It has been nineteen years since ground was broken for a shedra (monastic college) at Surmang Dutsi Til monastery in Tibet, and thirteen years since the shedra building complex went into use for children’s programs and other purposes. The lengthy final stage in enabling the building complex to fulfill its purpose as a shedra has awaited the full readiness of the shrine room. This has meant preparation of elaborate furnishings, especially the three very large rupas (statues) which the shrine room was specifically designed to include. Viewed left to right, the rupas are Manjusri, Maitreya Buddha, and Green Tara. With the final work on the rupas now accomplished, the shedra building program is completed.
The shedra building complex is now fully dedicated to its purpose as a monastic college and began classes on November 4. The complex includes residential space for teachers and for monks.
Surmang is the home monastery of the Trungpa lineage of teachers. More than a thousand people from the sangha in the West, including many who were students of Chogyam Trungpa XI Rinpoche, contributed to the shedra construction effort over the years. Some people are continuing their support, helping to fund the ongoing programs. (Visit here if you would like to join in.)
Several dozen monks from Dutsi Til are participating so far in the shedra, studying Gampopa’s Jewel Ornament of Liberation.
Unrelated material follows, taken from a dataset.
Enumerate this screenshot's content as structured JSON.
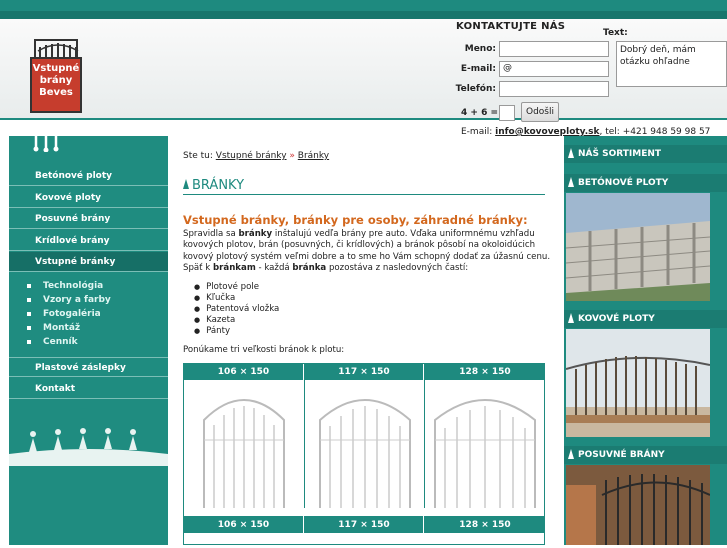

The number of monks in attendance is expected to increase to about seventy in the coming months.
A group of children who are apprentice monastics, mostly boys as well as several girls, have been studying reading and writing in Tibetan, and also Buddhism, at the monastery. That has also been with the support of Konchok Foundation. When their introductory studies are completed, they will be eligible to join the shedra.
Starting in 2010, while work on the shrine room furnishings continued, the shedra building complex has been used for various children’s programs, for shedra-type study programs for monks, as the temporary monastery lhakang (shrine hall) when the monastery’s lhakang was being rebuilt, and as a temporary residence for nuns while the Kyelaka nunnery associated with Surmang Dutsi Til was under construction. These were all highly useful purposes but everyone at Surmang is pleased to now have the shedra complex fulfilling its role as a locus for intensive study and practice.
The Surmang Kyelaka nuns have been undertaking the same types of studies, led by khenpos (teachers), as at the Dutsi Til shedra. Recently, they participated in a mahamudra study and practice program. However, it hasn’t been called a shedra since, unlike Dutsi Til, there is no separate building for the programs at Kyelaka, which take place in the main shrine room of the nunnery.
A two-story kitchen for the nunnery is now under construction, with the labor entirely provided by volunteers. A combination of local residents with construction experience, and the nuns themselves, are working on the nunnery kitchen. A local individual donated the building materials. Donors to Konchok Foundation will help pay for the kitchen equipment. The nuns already have a personal kitchen in each of their small houses; this kitchen will be for preparing food and tea for group practices, as well as other uses on the second floor. Construction is about to stop for the winter and will resume in the spring.